Though 89 percent of Louisiana residents disapprove of traffic cameras, they are here to stay — at least for another year.
Rep. Paul Hollis, R-Covington, failed Monday to move his hotly debated House Bill 257, which would have prohibited municipal or parish governments from using cameras or other speed detectors to regulate traffic on public streets and highways.
Hollis told the House Transportation Committee, which soundly dumped HB257 on a 14-1 vote, so few Louisianans are in favor of the devices because “they see them for what they are.”
Hollis said the city of New Orleans has collected millions of dollars with the devices.
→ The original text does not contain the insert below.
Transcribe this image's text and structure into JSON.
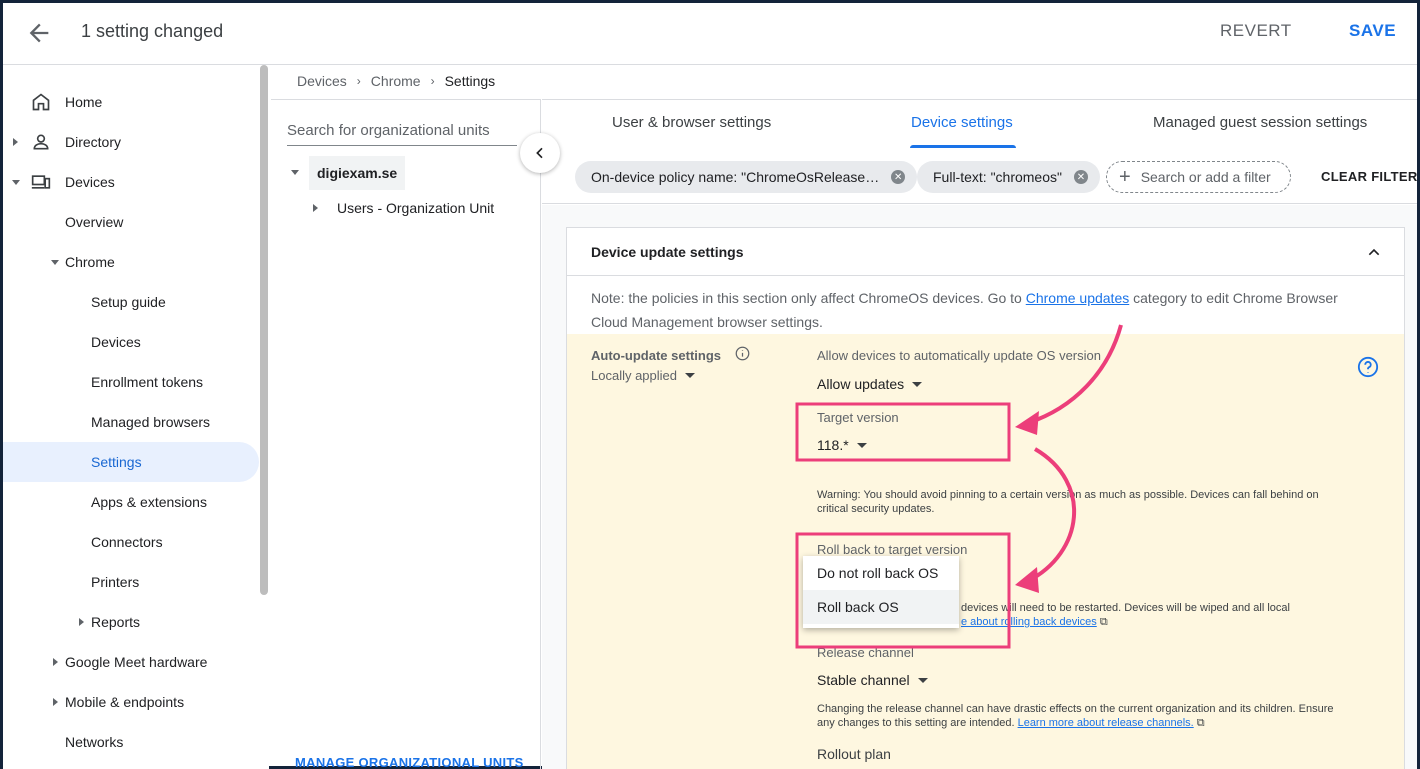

Hollis charged revenue from those speeding tickets also goes to entities outside the state and the country.
Hollis said the devices, which have been used in Louisiana for about a decade, are unconstitutional and throw the Bill of Rights “in the garbage.” Hollis said they invasively see inside the speeding car and send information to entities outside the state.
Despite Hollis’ passionate stance, many board members were confused by his argument.
Board Vice Chairman Rep. Terry Landry, D-New Iberia, was skeptical, saying he has not seen technology as invasive as Hollis described. Landry, former head of Louisiana State Police, also reminded Hollis that police resources are “pretty thin,” therefore officers cannot be there to administer every speeding ticket while conducting other aspects of their jobs.
Rep. Barbara Carpenter, D-Baton Rouge, a self-identified “fast driver” who has fallen victim to the speeding cameras, asked Hollis whether he is trying to make citizens happy just because they are fast drivers like herself.
“Isn’t that the law to drive a certain speed limit?” Carpenter said. “What constitutional rights are you talking about?”
Hollis specifically cited the Sixth Amendment of the U.S. Constitution, which insures the accused the right to a speedy and public trial and to be confronted with the witnesses against him.
Rep. Malinda White, D-Bogalusa, said she has also received tickets of that sort and questioned why Hollis was afraid of these cameras. “I didn’t like receiving the tickets,” she said. “[But] you shouldn’t be afraid when you’re following the law.”
White said she is more concerned about distracted drivers on the highway.
One supporter of the bill argued that data shows the speeding cameras exponentially distract drivers, increasing rear-end collisions by 700 percent.
“Why would you be turning around looking at cameras...if you’re not doing anything wrong?” Rep. Barbara Norton, D-Shreveport, asked.
John Gallagher, executive director of the Louisiana Municipal Association, argued that the bill indicts local authority and the law does not prevent anyone from taking photos of drivers with their phone cameras.
A retired Baker police chief representing the Louisiana Association of Chiefs of Police said the cameras do in fact slow traffic and lessen speed-related accidents by 80 percent.
New Orleans Police Department Lt. Anthony Micheu, who works for the city police Traffic Division, said 82 percent of those in his city who pay the tickets once never have to pay a ticket again. “It’s not like our economy is going to fail because of these cameras,” he said.
Hollis argued otherwise. He said the cameras “dramatically” hurt tourism.
Rep. Terry Brown, I-Colfax, was the only one who voted in favor of the bill. “Each case should be handled individually,” he said.